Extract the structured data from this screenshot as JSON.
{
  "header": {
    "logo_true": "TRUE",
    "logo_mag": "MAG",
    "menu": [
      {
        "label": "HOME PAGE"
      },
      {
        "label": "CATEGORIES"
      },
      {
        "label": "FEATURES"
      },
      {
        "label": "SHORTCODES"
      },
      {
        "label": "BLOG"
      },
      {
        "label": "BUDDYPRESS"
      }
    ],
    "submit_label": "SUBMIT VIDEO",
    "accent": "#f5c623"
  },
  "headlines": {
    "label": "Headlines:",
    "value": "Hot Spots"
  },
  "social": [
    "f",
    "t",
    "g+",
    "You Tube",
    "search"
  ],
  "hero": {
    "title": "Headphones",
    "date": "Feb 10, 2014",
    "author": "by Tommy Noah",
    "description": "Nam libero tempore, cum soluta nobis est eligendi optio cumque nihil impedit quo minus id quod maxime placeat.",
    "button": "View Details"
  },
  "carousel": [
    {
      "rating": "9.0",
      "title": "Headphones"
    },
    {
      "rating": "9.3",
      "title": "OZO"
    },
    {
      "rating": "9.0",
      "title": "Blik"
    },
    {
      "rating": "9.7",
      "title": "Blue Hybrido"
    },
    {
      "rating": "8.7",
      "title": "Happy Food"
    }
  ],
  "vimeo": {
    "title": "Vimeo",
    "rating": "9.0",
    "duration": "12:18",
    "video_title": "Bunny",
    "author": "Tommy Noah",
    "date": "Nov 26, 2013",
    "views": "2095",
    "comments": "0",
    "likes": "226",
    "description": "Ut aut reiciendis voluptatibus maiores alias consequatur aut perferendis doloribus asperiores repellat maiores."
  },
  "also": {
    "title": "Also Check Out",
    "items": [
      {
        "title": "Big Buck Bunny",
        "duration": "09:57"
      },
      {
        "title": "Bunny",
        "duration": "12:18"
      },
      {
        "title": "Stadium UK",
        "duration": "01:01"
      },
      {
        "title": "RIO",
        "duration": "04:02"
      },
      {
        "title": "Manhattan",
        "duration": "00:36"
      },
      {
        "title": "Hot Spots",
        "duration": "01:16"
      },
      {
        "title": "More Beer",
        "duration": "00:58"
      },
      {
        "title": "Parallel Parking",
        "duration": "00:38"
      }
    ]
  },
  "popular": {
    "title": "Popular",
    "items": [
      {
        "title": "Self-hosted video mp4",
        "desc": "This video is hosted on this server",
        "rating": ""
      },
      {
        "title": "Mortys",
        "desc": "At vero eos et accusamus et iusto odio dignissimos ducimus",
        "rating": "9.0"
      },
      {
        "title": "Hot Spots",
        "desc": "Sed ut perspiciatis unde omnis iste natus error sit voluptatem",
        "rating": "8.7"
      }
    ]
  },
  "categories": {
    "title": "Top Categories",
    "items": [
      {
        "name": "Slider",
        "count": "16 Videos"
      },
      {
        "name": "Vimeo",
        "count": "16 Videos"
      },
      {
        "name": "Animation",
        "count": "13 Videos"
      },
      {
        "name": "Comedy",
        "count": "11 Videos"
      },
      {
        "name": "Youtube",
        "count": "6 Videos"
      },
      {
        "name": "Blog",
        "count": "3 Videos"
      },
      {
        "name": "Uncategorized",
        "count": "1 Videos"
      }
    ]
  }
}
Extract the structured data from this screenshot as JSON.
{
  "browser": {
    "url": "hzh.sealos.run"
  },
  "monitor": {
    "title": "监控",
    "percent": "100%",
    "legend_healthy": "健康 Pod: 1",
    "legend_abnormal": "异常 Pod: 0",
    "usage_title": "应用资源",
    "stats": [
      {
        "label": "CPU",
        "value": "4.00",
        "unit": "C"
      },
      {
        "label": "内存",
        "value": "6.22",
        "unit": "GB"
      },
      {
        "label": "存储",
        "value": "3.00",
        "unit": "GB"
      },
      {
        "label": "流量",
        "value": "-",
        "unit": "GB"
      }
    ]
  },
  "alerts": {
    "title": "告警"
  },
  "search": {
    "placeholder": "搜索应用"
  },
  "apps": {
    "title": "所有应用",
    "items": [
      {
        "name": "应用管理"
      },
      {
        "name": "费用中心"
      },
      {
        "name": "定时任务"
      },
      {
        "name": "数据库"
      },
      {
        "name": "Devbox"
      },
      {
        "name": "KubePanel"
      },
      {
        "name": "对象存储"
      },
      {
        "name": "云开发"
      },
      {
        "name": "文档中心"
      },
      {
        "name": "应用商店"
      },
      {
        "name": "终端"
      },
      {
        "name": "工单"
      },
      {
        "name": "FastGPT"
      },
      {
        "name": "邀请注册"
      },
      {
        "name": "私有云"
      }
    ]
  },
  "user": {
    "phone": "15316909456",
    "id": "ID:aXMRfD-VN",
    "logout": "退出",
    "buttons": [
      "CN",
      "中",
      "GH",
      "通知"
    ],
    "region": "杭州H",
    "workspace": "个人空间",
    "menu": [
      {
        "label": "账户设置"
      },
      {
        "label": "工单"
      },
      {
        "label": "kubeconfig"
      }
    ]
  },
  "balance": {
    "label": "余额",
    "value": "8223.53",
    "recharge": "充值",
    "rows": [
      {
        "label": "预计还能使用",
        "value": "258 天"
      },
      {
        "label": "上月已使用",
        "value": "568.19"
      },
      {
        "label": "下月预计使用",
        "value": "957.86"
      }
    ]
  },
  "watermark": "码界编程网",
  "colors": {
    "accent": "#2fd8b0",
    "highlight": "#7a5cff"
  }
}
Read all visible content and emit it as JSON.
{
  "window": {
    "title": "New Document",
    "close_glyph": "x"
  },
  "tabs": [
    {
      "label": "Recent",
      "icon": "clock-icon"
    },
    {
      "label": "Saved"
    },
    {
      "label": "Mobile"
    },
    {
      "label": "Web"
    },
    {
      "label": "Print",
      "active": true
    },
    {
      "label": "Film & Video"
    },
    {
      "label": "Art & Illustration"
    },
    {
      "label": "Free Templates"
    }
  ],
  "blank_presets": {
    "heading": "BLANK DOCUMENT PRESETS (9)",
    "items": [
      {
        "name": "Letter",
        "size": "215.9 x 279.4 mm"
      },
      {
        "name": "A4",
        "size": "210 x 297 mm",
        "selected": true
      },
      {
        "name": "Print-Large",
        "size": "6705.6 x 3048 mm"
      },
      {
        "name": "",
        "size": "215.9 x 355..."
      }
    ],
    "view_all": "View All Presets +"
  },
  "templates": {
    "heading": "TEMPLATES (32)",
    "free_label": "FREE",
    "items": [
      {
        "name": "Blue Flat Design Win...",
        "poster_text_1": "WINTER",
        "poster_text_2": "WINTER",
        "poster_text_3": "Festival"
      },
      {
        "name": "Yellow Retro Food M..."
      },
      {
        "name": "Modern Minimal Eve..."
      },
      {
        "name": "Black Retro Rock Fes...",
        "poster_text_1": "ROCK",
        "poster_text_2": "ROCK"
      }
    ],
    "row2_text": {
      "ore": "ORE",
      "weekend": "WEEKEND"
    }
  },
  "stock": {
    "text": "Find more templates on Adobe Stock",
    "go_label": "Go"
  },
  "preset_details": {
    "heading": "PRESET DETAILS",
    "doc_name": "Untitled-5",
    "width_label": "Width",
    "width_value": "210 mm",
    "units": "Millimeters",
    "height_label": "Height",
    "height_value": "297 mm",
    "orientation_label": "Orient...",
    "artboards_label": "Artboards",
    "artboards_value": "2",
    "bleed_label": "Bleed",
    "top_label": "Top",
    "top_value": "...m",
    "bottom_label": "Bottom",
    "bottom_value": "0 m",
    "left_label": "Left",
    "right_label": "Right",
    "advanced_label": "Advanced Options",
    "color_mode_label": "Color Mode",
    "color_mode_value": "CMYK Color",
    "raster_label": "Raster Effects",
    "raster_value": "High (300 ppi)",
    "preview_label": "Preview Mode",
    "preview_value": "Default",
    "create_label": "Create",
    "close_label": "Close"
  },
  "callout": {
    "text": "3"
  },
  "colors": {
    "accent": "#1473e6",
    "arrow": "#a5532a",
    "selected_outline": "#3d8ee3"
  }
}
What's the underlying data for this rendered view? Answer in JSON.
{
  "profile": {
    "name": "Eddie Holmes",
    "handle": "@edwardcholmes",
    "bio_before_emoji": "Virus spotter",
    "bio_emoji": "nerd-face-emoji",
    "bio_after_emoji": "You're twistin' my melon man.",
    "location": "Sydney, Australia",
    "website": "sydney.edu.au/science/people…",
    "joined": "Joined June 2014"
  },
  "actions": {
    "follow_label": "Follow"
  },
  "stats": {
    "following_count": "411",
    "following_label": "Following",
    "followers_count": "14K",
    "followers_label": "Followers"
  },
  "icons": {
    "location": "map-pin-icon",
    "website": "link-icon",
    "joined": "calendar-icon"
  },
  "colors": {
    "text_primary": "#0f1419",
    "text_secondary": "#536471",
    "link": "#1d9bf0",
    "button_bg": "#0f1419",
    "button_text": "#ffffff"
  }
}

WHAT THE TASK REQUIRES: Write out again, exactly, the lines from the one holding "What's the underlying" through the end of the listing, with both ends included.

ANSWER TO THIS EXERCISE:
What's the underlying data for this rendered view? Answer in JSON.
{
  "profile": {
    "name": "Eddie Holmes",
    "handle": "@edwardcholmes",
    "bio_before_emoji": "Virus spotter",
    "bio_emoji": "nerd-face-emoji",
    "bio_after_emoji": "You're twistin' my melon man.",
    "location": "Sydney, Australia",
    "website": "sydney.edu.au/science/people…",
    "joined": "Joined June 2014"
  },
  "actions": {
    "follow_label": "Follow"
  },
  "stats": {
    "following_count": "411",
    "following_label": "Following",
    "followers_count": "14K",
    "followers_label": "Followers"
  },
  "icons": {
    "location": "map-pin-icon",
    "website": "link-icon",
    "joined": "calendar-icon"
  },
  "colors": {
    "text_primary": "#0f1419",
    "text_secondary": "#536471",
    "link": "#1d9bf0",
    "button_bg": "#0f1419",
    "button_text": "#ffffff"
  }
}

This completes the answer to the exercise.